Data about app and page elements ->
________________________
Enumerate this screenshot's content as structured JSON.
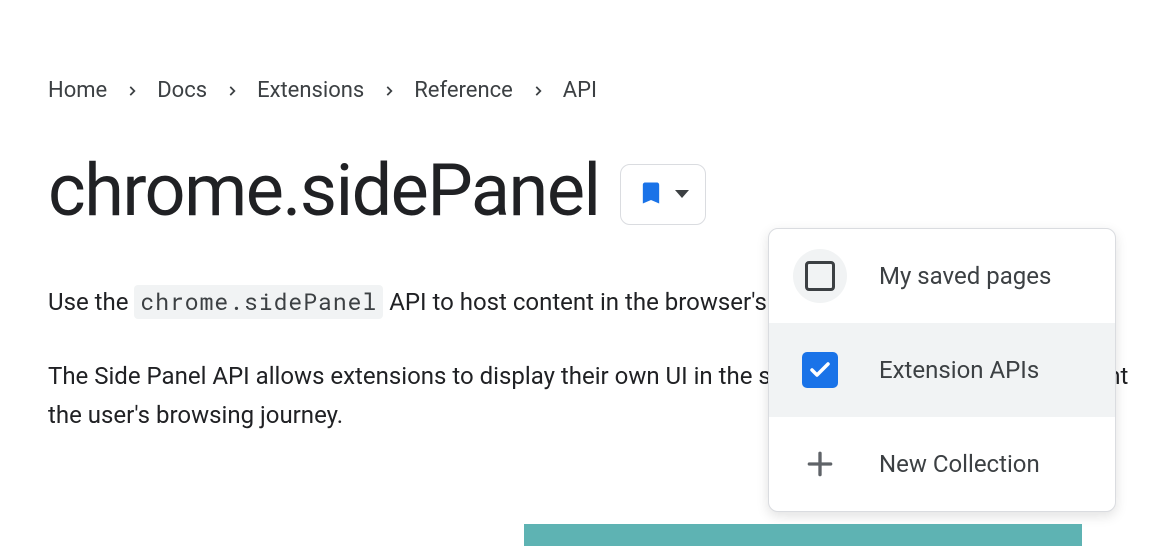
{
  "breadcrumb": {
    "items": [
      "Home",
      "Docs",
      "Extensions",
      "Reference",
      "API"
    ]
  },
  "page": {
    "title": "chrome.sidePanel"
  },
  "body": {
    "para1_pre": "Use the ",
    "para1_code": "chrome.sidePanel",
    "para1_post": " API to host content in the browser's side panel alongside t",
    "para2": "The Side Panel API allows extensions to display their own UI in the side panel, enabling p complement the user's browsing journey."
  },
  "dropdown": {
    "items": [
      {
        "label": "My saved pages",
        "checked": false
      },
      {
        "label": "Extension APIs",
        "checked": true
      }
    ],
    "new_label": "New Collection"
  }
}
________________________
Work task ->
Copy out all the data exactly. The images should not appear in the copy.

Exercise solution ->
Enumerate this screenshot's content as structured JSON.
{
  "breadcrumb": {
    "items": [
      "Home",
      "Docs",
      "Extensions",
      "Reference",
      "API"
    ]
  },
  "page": {
    "title": "chrome.sidePanel"
  },
  "body": {
    "para1_pre": "Use the ",
    "para1_code": "chrome.sidePanel",
    "para1_post": " API to host content in the browser's side panel alongside t",
    "para2": "The Side Panel API allows extensions to display their own UI in the side panel, enabling p complement the user's browsing journey."
  },
  "dropdown": {
    "items": [
      {
        "label": "My saved pages",
        "checked": false
      },
      {
        "label": "Extension APIs",
        "checked": true
      }
    ],
    "new_label": "New Collection"
  }
}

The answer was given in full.